This situation started to change during the recent years. In 2013 Russian scientist Andrey Zlobin has published a paper, in which he claimed to have found some pebbles – remnants from the Tunguska meteor. He described the chemical composition of those potential remnants from the explosion in the paper and noted that one of the specimens consisted of “quartz-like” substance with the visible traces of melting on the surface.
The authors of the current study note that the finding described by Andrey Zlobin is interesting due to the fact that the quartz-containing rocks have been recently identified on Mars, whereas this mineral is rarely found in meteorites here on Earth. The researchers note that this argument was the main cause to consider Mars as a potential origin of the Tunguska meteorite.

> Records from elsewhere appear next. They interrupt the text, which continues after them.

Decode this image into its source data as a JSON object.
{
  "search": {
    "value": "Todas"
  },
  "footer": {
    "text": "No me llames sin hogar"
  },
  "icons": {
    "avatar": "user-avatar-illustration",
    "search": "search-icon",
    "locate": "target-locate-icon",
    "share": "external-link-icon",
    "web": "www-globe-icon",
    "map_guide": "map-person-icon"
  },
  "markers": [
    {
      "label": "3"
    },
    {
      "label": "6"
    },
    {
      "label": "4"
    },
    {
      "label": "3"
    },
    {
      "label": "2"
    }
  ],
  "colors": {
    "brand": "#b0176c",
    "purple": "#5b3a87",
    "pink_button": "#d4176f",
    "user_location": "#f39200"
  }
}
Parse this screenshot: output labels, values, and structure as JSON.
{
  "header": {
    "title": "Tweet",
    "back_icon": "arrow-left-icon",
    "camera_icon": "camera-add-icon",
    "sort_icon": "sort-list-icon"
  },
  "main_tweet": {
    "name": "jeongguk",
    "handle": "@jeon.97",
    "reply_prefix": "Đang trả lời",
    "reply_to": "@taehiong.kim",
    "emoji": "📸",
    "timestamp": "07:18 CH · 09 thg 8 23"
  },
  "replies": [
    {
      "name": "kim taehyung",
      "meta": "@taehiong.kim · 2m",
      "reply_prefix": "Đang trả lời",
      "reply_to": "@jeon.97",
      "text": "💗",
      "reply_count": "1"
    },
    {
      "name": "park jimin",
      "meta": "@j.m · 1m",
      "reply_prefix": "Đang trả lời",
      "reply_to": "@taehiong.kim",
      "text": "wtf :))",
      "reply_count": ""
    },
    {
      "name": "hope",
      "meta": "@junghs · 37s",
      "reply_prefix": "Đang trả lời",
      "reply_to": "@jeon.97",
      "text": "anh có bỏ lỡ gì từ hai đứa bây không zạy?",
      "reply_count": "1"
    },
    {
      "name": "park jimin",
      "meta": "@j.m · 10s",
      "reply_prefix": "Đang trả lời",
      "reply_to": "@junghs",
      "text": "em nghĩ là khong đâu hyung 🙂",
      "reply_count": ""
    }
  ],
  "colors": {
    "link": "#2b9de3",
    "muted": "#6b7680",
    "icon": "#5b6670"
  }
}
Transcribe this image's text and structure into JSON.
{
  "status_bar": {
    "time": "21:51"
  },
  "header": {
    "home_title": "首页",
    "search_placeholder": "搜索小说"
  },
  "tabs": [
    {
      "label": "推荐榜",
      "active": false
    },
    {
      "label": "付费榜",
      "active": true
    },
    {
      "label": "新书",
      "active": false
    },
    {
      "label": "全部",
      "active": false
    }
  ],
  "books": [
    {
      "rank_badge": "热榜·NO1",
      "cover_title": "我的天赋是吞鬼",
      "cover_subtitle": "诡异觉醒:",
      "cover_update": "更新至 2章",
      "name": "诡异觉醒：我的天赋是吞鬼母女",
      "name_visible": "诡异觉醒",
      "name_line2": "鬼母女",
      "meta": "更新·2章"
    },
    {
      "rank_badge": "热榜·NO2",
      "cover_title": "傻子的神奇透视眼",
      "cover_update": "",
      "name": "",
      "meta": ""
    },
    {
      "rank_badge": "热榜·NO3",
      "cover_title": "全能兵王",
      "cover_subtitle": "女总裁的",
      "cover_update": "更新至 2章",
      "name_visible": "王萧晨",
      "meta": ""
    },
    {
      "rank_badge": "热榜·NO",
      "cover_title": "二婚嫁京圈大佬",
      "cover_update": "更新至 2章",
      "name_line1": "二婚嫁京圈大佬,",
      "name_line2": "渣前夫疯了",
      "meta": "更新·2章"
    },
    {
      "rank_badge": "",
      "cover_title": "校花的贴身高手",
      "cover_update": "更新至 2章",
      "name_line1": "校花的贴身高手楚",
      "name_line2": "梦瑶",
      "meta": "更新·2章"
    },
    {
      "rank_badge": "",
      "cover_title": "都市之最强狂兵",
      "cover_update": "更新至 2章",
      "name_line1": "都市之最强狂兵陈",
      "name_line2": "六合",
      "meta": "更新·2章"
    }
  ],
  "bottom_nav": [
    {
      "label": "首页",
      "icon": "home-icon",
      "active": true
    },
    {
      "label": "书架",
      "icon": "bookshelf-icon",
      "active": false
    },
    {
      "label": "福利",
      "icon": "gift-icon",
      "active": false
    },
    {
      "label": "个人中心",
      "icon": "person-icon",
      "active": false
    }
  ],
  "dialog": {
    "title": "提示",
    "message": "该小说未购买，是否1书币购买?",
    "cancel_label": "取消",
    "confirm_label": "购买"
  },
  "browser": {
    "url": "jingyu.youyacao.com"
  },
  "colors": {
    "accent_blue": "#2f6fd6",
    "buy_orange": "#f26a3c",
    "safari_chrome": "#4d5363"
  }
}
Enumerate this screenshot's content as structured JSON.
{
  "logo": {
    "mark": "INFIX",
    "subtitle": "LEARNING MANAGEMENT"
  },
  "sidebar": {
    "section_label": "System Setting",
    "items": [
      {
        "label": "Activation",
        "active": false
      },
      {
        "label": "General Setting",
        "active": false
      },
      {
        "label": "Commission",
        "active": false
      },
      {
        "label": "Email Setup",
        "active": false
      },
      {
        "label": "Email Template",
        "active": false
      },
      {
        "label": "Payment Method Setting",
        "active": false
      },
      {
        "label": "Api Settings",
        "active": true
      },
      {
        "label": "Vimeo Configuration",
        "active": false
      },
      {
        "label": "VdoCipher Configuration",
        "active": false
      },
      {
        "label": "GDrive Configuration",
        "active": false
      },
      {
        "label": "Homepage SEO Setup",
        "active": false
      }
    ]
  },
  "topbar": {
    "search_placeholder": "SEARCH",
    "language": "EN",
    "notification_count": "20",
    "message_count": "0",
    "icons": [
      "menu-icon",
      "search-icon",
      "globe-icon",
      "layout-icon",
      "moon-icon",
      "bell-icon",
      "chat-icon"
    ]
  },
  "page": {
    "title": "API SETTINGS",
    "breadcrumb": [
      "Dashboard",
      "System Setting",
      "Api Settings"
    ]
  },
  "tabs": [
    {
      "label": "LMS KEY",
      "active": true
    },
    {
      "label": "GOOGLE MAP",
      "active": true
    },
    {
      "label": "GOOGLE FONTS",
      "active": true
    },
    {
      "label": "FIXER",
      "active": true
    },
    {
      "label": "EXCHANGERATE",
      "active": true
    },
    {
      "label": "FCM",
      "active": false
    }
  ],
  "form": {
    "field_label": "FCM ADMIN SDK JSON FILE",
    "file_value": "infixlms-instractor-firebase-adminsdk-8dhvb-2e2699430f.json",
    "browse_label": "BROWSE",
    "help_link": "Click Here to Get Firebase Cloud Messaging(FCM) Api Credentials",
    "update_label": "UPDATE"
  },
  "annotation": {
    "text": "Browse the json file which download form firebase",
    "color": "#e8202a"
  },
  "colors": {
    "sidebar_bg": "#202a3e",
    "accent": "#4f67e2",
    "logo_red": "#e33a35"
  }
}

The team surveyed the results of the previous studies on this phenomenon, including the eyewitness’ reports from that time and subsequent excavations, as well as aerial photos of the location. This data was used to reconstruct the patterns and positions of the rock shards and pebbles that originally belonged to to a larger boulder discovered in July 19, 1972, known under the name John’s Stone.
Some of the available specimens of the shear-fractured splinter fragments of the John’s Stone contain glassy coatings that indicate the effect of heat generated during the meteorite impact. The team performed an experiment to reproduce the same crystalline structure on another rock fragment obtained from the John’s Stone. Sadly, this experiment was not successful: the specimen disintegrated after heating by a 5000 K plasma beam.
Despite this failure, the authors claim that, most likely, the John’s Stone is not of the local origin, although it shares some similarities with other rocks found in this area. The claim is supported by the analysis of its mineral structure, chemical composition of the rock, surrounding soil layers density, abundance and positions of the surrounding splinters with glassy coatings. Also, the reconstructed trajectory and landing velocity of the John’s Stone agrees well with the estimated trajectory of the Tunguska cosmic body flight.
The team notes that the results of the current study – in particular, the hypothesis about the Martian origin of John’s Stone – should be verified further by an independent international interdisciplinary research group.
By Alius Noreika, Source: www.technology.org